- [What to produce]
Would you show every line from the records that holds "Selection"?

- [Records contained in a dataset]

Content starts

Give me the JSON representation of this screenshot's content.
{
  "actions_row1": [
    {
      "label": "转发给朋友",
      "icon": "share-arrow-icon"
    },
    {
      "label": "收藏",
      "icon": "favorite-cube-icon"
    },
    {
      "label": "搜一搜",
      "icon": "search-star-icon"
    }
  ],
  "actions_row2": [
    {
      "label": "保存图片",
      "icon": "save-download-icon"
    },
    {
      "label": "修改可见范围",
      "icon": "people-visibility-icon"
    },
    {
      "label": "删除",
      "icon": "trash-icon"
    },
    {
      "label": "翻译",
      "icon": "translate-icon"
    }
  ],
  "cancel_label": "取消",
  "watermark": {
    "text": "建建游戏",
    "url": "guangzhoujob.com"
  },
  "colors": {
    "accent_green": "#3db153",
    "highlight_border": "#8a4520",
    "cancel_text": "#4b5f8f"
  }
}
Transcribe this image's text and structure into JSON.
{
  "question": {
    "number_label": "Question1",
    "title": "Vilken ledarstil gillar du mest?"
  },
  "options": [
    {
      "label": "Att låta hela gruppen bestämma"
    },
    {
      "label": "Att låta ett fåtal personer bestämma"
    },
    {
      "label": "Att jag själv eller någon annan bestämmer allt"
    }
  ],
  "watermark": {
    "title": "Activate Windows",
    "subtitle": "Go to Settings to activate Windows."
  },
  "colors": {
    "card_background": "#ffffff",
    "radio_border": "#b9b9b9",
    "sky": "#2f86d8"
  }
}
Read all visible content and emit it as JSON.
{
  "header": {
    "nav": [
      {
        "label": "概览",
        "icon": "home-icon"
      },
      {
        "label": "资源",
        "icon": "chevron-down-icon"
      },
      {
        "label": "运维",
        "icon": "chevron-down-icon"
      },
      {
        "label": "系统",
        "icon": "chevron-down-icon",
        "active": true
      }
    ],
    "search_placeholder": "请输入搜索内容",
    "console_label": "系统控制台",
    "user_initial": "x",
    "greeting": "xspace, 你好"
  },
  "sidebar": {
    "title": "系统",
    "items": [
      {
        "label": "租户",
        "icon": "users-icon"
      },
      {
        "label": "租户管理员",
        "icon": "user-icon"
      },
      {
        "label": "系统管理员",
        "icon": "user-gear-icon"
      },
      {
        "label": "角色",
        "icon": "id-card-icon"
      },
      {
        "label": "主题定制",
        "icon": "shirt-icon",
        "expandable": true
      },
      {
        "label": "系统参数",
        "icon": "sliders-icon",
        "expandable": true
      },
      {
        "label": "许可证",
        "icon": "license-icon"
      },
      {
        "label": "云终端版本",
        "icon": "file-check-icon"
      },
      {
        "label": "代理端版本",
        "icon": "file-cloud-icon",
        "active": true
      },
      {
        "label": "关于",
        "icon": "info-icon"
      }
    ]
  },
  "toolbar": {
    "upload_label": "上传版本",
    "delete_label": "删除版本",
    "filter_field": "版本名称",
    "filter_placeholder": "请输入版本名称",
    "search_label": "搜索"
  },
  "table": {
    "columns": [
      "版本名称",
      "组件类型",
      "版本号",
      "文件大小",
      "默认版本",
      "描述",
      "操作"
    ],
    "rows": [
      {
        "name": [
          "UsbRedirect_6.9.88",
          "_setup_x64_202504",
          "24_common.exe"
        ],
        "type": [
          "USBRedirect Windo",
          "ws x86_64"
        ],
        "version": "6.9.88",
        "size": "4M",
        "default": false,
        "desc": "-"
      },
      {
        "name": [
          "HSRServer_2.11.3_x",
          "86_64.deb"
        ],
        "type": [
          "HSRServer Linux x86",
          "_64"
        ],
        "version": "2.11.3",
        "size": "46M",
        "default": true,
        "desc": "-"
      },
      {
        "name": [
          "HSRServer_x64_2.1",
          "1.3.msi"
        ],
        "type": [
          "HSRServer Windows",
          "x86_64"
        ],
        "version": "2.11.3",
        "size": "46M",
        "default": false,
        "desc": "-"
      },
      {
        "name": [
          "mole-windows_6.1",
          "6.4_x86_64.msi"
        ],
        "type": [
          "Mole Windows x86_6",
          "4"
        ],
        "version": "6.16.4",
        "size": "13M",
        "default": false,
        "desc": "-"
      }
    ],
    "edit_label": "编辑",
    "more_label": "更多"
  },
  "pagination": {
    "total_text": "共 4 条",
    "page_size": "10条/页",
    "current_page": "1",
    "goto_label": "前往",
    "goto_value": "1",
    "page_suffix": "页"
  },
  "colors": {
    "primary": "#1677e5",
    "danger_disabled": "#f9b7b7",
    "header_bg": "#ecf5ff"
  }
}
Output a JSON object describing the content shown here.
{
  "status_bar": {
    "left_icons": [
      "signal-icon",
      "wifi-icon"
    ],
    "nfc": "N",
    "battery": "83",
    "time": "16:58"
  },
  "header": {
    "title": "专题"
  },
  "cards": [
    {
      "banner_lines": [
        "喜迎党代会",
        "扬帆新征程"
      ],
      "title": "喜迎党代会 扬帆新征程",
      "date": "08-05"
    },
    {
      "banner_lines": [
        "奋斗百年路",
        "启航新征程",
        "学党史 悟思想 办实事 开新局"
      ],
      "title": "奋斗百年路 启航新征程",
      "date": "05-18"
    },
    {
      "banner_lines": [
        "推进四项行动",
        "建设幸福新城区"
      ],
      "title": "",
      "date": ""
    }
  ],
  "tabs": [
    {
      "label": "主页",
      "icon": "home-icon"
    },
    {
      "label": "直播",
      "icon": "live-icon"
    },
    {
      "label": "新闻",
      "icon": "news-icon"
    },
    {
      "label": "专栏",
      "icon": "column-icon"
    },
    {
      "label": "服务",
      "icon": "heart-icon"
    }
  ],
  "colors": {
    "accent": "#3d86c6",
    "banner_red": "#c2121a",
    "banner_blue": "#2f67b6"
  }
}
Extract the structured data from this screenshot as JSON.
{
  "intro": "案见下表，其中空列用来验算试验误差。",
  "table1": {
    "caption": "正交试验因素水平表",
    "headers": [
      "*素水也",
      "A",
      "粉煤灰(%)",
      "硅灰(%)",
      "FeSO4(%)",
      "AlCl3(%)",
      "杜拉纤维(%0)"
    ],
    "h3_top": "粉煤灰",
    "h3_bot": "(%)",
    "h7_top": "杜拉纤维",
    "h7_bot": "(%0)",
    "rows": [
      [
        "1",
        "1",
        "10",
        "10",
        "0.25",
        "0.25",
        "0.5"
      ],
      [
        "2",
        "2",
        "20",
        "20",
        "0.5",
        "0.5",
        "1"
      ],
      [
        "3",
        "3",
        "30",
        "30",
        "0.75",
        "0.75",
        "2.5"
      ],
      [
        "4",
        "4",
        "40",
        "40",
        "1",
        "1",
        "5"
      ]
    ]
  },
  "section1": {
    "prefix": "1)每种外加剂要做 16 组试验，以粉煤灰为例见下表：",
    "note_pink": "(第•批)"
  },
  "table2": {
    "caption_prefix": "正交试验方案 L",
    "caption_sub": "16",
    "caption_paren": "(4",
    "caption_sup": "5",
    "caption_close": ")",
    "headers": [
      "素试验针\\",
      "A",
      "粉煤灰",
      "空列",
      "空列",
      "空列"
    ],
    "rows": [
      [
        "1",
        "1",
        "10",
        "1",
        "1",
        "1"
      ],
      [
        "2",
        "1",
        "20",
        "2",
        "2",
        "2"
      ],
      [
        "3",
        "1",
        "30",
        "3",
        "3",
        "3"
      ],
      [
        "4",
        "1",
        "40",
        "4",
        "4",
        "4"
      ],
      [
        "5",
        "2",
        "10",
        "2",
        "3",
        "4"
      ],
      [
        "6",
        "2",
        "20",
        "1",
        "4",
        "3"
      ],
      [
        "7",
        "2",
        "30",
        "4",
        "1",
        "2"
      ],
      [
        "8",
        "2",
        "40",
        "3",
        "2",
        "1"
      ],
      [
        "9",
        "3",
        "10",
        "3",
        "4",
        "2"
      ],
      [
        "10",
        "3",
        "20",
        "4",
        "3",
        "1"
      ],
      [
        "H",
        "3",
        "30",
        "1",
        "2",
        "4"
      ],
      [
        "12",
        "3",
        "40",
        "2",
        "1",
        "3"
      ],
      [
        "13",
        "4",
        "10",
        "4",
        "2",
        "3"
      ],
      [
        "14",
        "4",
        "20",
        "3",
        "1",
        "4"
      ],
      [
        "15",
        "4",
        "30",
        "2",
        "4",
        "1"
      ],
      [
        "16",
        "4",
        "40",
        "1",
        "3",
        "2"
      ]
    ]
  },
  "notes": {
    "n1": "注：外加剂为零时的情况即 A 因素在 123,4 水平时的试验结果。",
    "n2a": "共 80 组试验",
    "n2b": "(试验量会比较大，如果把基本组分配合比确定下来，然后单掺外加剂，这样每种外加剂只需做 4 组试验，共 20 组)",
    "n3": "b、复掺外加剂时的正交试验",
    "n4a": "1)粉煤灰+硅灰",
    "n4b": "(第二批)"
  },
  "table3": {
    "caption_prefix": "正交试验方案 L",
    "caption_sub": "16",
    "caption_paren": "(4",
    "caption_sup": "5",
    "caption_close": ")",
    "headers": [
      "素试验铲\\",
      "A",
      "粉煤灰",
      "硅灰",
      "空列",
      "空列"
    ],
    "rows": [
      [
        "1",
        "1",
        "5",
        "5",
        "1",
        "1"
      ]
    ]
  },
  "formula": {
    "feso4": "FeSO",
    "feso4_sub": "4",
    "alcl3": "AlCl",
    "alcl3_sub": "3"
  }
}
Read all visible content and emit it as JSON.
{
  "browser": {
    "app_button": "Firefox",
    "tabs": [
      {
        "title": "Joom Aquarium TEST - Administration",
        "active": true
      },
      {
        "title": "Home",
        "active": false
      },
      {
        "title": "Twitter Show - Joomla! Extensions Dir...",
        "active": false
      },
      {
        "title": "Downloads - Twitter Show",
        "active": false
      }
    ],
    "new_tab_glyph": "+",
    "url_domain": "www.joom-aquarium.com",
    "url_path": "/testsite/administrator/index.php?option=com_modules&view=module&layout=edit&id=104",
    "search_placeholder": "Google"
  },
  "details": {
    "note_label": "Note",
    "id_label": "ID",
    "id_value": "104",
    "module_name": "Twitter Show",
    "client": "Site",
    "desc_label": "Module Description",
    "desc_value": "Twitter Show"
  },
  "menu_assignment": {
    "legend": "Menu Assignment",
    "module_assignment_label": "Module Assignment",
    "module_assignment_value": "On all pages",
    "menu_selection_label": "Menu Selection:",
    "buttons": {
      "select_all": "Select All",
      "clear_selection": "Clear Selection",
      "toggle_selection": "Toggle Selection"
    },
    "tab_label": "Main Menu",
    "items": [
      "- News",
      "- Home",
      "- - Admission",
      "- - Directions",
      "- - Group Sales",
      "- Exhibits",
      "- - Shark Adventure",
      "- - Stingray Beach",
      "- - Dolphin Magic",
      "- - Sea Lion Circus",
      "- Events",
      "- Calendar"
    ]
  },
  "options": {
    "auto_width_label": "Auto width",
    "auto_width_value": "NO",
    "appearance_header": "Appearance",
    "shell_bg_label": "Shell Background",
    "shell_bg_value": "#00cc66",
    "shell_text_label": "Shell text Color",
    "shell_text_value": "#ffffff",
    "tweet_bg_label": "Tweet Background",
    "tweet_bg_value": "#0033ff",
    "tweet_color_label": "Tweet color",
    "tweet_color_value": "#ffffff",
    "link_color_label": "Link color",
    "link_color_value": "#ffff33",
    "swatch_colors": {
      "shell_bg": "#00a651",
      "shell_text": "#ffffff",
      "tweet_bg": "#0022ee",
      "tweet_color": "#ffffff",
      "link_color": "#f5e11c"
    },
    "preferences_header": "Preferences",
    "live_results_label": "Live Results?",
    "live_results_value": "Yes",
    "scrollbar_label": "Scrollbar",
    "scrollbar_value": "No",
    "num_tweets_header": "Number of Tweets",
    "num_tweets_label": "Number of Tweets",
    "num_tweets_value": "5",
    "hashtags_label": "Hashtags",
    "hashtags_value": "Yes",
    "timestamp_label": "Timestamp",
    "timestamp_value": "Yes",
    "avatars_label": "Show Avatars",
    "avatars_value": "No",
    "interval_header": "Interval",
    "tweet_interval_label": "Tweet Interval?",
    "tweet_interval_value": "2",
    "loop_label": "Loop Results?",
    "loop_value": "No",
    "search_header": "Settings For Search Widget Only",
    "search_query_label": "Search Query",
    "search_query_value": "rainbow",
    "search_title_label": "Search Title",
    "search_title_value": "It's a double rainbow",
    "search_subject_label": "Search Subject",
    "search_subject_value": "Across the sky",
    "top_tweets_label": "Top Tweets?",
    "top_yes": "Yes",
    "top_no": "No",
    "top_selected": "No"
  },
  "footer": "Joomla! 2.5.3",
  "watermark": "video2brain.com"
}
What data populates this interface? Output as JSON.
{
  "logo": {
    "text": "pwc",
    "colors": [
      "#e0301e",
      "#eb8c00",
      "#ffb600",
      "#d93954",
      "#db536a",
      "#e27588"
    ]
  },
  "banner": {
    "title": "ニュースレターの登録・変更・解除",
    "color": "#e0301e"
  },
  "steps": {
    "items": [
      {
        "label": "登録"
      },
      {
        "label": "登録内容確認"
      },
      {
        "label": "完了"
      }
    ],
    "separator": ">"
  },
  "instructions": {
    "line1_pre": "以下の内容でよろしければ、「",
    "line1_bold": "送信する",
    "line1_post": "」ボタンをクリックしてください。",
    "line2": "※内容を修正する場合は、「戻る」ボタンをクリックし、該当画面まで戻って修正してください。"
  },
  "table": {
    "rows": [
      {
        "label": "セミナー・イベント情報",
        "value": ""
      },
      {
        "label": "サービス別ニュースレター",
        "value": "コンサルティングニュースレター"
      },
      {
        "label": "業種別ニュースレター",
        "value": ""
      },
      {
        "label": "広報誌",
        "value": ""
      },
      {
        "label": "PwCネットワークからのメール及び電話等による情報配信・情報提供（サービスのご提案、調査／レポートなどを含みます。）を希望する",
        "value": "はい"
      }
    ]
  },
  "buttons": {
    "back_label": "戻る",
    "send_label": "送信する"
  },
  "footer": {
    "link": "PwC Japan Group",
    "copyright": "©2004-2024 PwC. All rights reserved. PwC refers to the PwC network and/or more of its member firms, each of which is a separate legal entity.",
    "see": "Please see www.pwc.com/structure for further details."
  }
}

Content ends

- [Answer section]
    "menu_selection_label": "Menu Selection:",
      "clear_selection": "Clear Selection",
      "toggle_selection": "Toggle Selection"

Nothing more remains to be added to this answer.